History

Early pioneers

During the 1815 drought, Robert Lowe took up land under a ticket of occupation in the Bathurst and Mudgee districts.

Robert Lowe was the first of the Lowe family to migrate to Australia. Robert moved to Australia, the land of opportunity with his young family in 1812.

Birling, Bringelly |  Lowe homesteadRobert had a letter of introduction to Governor Macquarie who granted him 1500 acres of land at Bringelly, near Camden. Robert built his house, naming it Birling after his wife Barbara's old home in Sussex.

Barbara died shortly after moving to Australia in 1818, leaving behind four sons and a daughter. Robert latter married Sarah Hazzard. When Robert died in 1832, the family had grown to 11 children.

Robert was a keen student of agriculture, condemning the system of agriculture wherein the same area of land was used for many successive grain crops, as he could see that it severely depleted the structure of the soil.   David Lowe continues to build and improve on soil structure on his organic farmland.

During the 1815 drought, Robert took up land under a ticket of occupation in the Bathurst and Mudgee districts.  It was this land that became the home to Lowe Wines.  

Sarah LoweAfter Robert's death, Sarah and her large family set out to live on their Mudgee holdings. With bullock wagon and their possessions, they journeyed over the mountains.  

The family legends tells of Sarah being safely seen over the great dividing range to Mudgee by convicts and Aborigines who had held Robert, a Magistrate for the Bringelly and Cooke districts of Sydney, in high esteem due to his just and merciful treatment.

"Don't try a bobby lowe with me"

Robert's son, Robert, who travelled to Mudgee with his Stepmother Sarah, soon set the family up at their Goree property.  

Although Robert (Bobby) is known to have been the first person to bring a plough to the Mudgee region, it was in 1863 when he gained real notoriety.

Extract from the Sydney Morning Herald, 10 April 1863
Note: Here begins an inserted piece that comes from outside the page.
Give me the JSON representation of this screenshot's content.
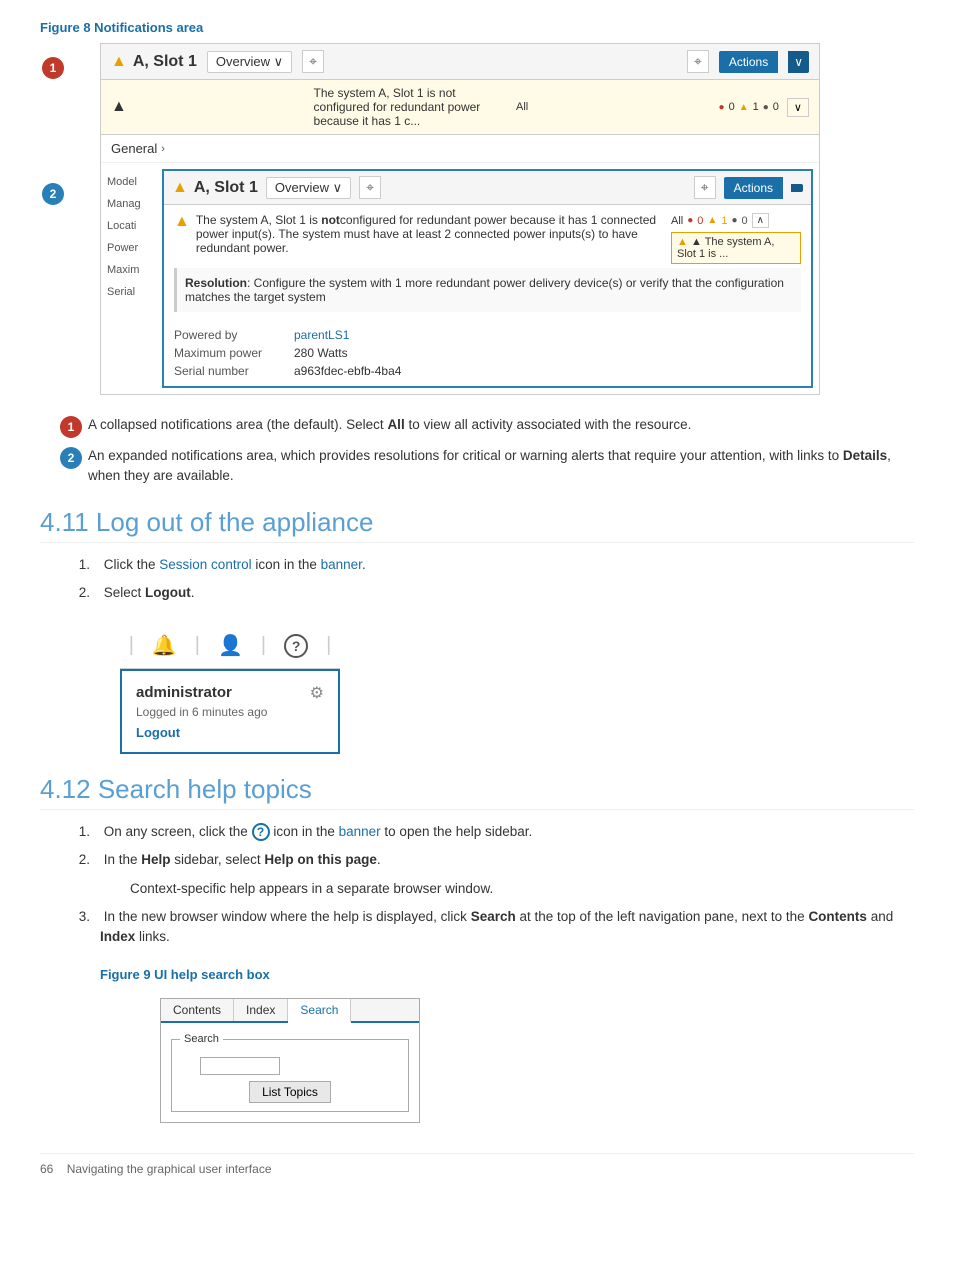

On Saturday, intelligence reached Mudgee that Mr Robert Lowe, who was travelling in a buggy on the Talbragar Road, accompanied by a man on horseback, had been stuck-up by two bushrangers, who had the last few days been successfully carrying on their de-predations in the neighbourhood of Slapdash. Mr Lowe, upon being ordered to stand, was covered with a revolver, and commanded with a threat to get out of his buggy , seeing that the determined villain was bent upon mischief, he quickly levelled a gun he happened to have with him, the contents of which he  lodged in the fellow's neck and breast, which proved fatal. Mr. Lowe at once despatched a messenger to Mr Warburton, P.M., who sent the police with a conveyance for the body. 
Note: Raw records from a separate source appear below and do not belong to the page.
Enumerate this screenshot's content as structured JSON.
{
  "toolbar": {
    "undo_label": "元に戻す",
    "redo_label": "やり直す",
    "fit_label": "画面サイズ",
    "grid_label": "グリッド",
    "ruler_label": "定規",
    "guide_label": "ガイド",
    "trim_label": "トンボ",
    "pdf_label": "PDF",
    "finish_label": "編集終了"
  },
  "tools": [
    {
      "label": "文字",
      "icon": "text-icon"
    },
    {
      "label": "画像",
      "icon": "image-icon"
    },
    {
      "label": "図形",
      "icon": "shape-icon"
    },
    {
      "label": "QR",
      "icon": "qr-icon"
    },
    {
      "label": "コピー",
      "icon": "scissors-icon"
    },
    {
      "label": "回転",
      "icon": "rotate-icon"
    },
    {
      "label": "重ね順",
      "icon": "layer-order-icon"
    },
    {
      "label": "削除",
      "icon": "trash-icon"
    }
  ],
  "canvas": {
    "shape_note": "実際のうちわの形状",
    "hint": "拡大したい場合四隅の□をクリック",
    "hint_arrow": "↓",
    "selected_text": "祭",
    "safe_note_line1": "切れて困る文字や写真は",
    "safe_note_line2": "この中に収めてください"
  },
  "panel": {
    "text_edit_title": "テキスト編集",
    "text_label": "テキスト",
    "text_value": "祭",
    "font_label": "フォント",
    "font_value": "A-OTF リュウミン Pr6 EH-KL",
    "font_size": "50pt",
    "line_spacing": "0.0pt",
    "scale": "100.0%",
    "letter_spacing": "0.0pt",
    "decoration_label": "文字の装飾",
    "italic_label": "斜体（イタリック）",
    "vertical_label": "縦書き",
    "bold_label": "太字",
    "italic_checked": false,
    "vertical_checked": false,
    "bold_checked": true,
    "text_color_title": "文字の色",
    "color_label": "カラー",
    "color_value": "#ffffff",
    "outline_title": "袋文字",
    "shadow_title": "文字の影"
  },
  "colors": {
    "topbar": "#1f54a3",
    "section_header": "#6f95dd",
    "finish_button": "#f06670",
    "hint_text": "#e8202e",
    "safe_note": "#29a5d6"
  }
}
Bushrangers later commemorated his name with the warning: "Don't try a Bobby Lowe with me."

The Tinja Homestead

Tinja Homestead, c 1921The Tinja property was one of a number of properties owned by the expanding Lowe family.  At the time, the Lowes held the Yamble, Gooree, Wilbertree, Eurunderee, Tinja and Birriwa properties.  

These properties all hold significant importance within the history of the Mudgee region.

The Tinja homestead is now home to David Lowe and lends its name to the Lowe 'Tinja' range of wines.

 The house was built in 1873 by local builders, the Stoddards.  The Stoddards contracted the bricklaying to an expert who spent a fair amount of time in the region constructing many of the local brick buildings.

As was the custom of the day, the bricks were made and kilned on the property.  The story of the building of Tinja was however not without issues, as the bricklayer meet his untimely death when one of the walls that he was constructing collapsed on him.  

David Lowe, Tinja Cellar 1974In the 1920s, fire tore through one of the wings of the house. Luckily it was brought under control before it destroyed the entire building.  

Years later, in 1932 the Tinja cellar was filled in - obviously the Lowe ancestors had no inkling that one day David Lowe would be one of the region's most respected winemakers. 

David probably didn't release this either when, in 1974 he begun digging out this cellar by hand.  A mighty task for a 14 year old; no doubt David's father Keith thought that it was a fine idea... idle hands...

With a history of innovation in agriculture in the NSW Central Ranges, fifth generation David Lowe continues to question everything that he does in his vineyard, winery and farm.  From making lower alcohol wines to the Lowe Preservative Free and Organic Merlot, David's commitment is to constant improvement, education and maximum excellence.